TASK DESCRIPTION:
How many lines in the entries below include the string "file"? Answer with the number only.

__________

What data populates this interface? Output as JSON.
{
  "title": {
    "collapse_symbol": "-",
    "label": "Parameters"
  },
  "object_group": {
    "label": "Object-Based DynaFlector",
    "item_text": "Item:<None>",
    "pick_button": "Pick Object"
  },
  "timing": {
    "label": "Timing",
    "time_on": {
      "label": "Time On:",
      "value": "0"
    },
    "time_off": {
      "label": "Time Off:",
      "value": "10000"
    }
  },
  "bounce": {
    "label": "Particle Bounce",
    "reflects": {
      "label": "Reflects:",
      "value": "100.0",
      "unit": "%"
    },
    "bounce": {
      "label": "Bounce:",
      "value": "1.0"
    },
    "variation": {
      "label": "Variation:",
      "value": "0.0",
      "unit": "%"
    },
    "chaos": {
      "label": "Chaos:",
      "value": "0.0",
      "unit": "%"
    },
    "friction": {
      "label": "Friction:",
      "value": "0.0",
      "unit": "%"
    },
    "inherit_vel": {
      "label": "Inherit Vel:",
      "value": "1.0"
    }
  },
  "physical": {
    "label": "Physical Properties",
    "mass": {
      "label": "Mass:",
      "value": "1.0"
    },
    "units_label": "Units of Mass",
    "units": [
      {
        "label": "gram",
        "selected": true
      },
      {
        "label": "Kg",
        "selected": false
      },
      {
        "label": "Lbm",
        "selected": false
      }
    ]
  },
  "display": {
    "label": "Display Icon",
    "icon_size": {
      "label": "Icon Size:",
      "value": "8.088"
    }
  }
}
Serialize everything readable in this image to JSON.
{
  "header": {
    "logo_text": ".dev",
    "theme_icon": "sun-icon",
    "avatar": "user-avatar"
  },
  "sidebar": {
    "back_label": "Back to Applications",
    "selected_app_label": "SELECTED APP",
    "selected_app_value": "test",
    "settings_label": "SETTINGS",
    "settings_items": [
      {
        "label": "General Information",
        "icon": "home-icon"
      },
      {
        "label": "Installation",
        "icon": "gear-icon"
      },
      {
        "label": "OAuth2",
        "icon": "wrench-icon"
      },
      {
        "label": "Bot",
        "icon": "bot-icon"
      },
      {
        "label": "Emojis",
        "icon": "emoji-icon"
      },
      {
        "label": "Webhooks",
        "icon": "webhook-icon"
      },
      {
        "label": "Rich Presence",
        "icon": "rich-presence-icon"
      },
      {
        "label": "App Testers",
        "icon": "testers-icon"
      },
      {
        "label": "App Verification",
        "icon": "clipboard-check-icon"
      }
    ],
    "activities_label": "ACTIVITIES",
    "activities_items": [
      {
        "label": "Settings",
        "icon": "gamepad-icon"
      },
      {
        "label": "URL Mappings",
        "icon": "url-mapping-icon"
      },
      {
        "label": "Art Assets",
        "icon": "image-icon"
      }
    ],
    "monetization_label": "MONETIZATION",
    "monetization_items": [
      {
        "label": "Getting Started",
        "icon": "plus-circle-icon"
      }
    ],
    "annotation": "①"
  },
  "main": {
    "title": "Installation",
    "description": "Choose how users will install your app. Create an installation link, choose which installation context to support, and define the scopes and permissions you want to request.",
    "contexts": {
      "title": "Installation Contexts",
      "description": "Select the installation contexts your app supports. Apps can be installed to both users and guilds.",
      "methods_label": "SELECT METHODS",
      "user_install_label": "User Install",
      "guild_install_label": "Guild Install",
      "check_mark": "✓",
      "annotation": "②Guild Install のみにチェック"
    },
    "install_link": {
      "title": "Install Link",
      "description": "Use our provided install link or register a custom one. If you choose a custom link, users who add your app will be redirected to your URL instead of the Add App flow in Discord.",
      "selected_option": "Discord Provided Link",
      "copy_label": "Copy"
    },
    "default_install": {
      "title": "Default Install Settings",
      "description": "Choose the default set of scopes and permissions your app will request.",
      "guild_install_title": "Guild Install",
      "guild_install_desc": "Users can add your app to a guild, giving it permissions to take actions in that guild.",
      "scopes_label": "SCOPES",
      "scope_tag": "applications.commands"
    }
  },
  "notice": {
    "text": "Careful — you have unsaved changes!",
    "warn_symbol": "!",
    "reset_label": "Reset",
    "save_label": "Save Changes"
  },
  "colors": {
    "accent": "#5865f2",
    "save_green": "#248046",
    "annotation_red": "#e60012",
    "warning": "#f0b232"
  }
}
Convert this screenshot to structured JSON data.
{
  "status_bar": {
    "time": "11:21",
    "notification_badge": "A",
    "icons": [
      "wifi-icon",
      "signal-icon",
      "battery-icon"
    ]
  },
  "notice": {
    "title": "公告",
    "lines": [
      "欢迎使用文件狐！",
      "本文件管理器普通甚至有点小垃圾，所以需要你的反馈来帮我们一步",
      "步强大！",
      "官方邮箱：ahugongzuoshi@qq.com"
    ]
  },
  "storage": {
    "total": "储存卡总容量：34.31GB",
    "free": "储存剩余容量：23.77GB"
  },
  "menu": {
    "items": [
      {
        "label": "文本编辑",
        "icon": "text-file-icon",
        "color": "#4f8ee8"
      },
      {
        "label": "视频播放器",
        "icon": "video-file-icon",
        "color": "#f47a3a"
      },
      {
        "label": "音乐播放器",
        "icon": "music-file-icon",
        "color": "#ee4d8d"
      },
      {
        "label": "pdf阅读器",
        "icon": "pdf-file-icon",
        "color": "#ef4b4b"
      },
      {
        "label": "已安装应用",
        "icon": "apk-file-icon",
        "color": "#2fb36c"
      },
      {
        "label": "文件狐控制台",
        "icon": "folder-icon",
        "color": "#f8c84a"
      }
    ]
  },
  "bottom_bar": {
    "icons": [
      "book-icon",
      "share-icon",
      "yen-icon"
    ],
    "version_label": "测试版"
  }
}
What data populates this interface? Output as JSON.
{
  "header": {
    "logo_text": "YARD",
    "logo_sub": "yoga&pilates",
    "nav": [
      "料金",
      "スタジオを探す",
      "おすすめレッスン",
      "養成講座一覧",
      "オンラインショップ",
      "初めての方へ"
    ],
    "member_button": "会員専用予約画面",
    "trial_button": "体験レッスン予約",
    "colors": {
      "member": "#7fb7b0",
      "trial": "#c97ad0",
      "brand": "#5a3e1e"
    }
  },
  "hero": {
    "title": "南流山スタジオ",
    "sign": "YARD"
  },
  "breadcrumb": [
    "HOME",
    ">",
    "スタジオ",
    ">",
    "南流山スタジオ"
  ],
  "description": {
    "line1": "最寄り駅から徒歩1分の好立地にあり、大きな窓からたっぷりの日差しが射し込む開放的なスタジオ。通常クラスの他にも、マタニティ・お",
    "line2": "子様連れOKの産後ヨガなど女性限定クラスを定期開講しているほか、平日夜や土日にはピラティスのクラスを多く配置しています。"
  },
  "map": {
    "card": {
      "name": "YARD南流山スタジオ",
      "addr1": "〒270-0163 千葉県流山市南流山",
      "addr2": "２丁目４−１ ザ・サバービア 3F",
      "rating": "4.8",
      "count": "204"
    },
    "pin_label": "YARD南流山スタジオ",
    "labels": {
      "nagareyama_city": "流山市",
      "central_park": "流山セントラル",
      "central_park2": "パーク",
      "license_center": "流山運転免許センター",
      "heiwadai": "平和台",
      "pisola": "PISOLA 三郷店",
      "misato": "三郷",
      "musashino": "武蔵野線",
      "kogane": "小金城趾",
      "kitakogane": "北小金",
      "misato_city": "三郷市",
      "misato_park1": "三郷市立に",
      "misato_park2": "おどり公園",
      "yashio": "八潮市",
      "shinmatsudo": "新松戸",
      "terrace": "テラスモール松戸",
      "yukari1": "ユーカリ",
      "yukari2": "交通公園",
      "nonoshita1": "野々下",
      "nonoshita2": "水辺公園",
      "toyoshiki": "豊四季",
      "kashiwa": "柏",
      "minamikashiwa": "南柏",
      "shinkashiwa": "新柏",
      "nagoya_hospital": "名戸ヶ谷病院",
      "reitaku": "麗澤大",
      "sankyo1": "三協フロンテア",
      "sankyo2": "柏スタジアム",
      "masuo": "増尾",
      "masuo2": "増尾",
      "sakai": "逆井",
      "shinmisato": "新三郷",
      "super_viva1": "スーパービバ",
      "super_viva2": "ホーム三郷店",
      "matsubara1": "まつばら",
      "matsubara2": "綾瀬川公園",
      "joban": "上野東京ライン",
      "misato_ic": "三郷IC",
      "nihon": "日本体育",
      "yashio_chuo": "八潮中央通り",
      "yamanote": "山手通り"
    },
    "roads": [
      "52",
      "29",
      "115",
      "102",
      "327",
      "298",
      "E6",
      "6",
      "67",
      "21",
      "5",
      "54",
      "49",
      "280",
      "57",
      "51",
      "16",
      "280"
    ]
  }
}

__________

COMPLETED TASK:
5